** Problem to solve **
What is needed is an exact copy of every entry.

____ Data records

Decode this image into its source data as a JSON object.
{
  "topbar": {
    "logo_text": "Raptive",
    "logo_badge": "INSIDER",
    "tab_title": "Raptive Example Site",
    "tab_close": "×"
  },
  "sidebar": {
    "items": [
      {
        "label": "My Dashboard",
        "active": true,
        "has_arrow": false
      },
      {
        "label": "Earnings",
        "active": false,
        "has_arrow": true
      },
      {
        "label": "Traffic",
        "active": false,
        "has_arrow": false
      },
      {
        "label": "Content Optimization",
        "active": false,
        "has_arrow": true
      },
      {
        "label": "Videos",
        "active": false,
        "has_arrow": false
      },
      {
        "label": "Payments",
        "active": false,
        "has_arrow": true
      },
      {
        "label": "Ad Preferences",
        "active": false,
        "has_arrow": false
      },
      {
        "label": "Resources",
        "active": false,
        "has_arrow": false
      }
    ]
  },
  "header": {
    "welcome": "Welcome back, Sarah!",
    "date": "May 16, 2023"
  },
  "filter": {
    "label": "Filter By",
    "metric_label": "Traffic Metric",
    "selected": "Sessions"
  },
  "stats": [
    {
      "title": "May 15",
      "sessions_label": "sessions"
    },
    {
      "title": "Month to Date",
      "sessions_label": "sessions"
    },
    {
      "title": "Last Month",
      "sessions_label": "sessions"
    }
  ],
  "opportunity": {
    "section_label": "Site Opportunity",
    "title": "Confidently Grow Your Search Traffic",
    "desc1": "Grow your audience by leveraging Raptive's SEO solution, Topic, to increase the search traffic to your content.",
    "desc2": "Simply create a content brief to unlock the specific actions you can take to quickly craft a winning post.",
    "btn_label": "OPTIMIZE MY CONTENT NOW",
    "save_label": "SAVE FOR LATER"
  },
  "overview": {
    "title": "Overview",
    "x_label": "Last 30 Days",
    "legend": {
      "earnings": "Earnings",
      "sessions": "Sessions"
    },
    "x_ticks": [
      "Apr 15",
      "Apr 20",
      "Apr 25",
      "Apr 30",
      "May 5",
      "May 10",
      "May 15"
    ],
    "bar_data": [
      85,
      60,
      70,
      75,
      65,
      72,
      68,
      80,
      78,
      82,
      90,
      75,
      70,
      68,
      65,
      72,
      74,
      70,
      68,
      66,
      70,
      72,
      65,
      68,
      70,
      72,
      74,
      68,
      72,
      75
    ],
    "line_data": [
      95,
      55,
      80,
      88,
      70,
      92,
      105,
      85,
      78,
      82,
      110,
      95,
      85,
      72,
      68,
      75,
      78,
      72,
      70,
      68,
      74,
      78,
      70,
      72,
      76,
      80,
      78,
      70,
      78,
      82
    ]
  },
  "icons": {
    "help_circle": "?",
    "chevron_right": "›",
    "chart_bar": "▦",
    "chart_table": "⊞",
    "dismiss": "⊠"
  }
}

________

** Solution below **
Decode this image into its source data as a JSON object.
{
  "topbar": {
    "logo_text": "Raptive",
    "logo_badge": "INSIDER",
    "tab_title": "Raptive Example Site",
    "tab_close": "×"
  },
  "sidebar": {
    "items": [
      {
        "label": "My Dashboard",
        "active": true,
        "has_arrow": false
      },
      {
        "label": "Earnings",
        "active": false,
        "has_arrow": true
      },
      {
        "label": "Traffic",
        "active": false,
        "has_arrow": false
      },
      {
        "label": "Content Optimization",
        "active": false,
        "has_arrow": true
      },
      {
        "label": "Videos",
        "active": false,
        "has_arrow": false
      },
      {
        "label": "Payments",
        "active": false,
        "has_arrow": true
      },
      {
        "label": "Ad Preferences",
        "active": false,
        "has_arrow": false
      },
      {
        "label": "Resources",
        "active": false,
        "has_arrow": false
      }
    ]
  },
  "header": {
    "welcome": "Welcome back, Sarah!",
    "date": "May 16, 2023"
  },
  "filter": {
    "label": "Filter By",
    "metric_label": "Traffic Metric",
    "selected": "Sessions"
  },
  "stats": [
    {
      "title": "May 15",
      "sessions_label": "sessions"
    },
    {
      "title": "Month to Date",
      "sessions_label": "sessions"
    },
    {
      "title": "Last Month",
      "sessions_label": "sessions"
    }
  ],
  "opportunity": {
    "section_label": "Site Opportunity",
    "title": "Confidently Grow Your Search Traffic",
    "desc1": "Grow your audience by leveraging Raptive's SEO solution, Topic, to increase the search traffic to your content.",
    "desc2": "Simply create a content brief to unlock the specific actions you can take to quickly craft a winning post.",
    "btn_label": "OPTIMIZE MY CONTENT NOW",
    "save_label": "SAVE FOR LATER"
  },
  "overview": {
    "title": "Overview",
    "x_label": "Last 30 Days",
    "legend": {
      "earnings": "Earnings",
      "sessions": "Sessions"
    },
    "x_ticks": [
      "Apr 15",
      "Apr 20",
      "Apr 25",
      "Apr 30",
      "May 5",
      "May 10",
      "May 15"
    ],
    "bar_data": [
      85,
      60,
      70,
      75,
      65,
      72,
      68,
      80,
      78,
      82,
      90,
      75,
      70,
      68,
      65,
      72,
      74,
      70,
      68,
      66,
      70,
      72,
      65,
      68,
      70,
      72,
      74,
      68,
      72,
      75
    ],
    "line_data": [
      95,
      55,
      80,
      88,
      70,
      92,
      105,
      85,
      78,
      82,
      110,
      95,
      85,
      72,
      68,
      75,
      78,
      72,
      70,
      68,
      74,
      78,
      70,
      72,
      76,
      80,
      78,
      70,
      78,
      82
    ]
  },
  "icons": {
    "help_circle": "?",
    "chevron_right": "›",
    "chart_bar": "▦",
    "chart_table": "⊞",
    "dismiss": "⊠"
  }
}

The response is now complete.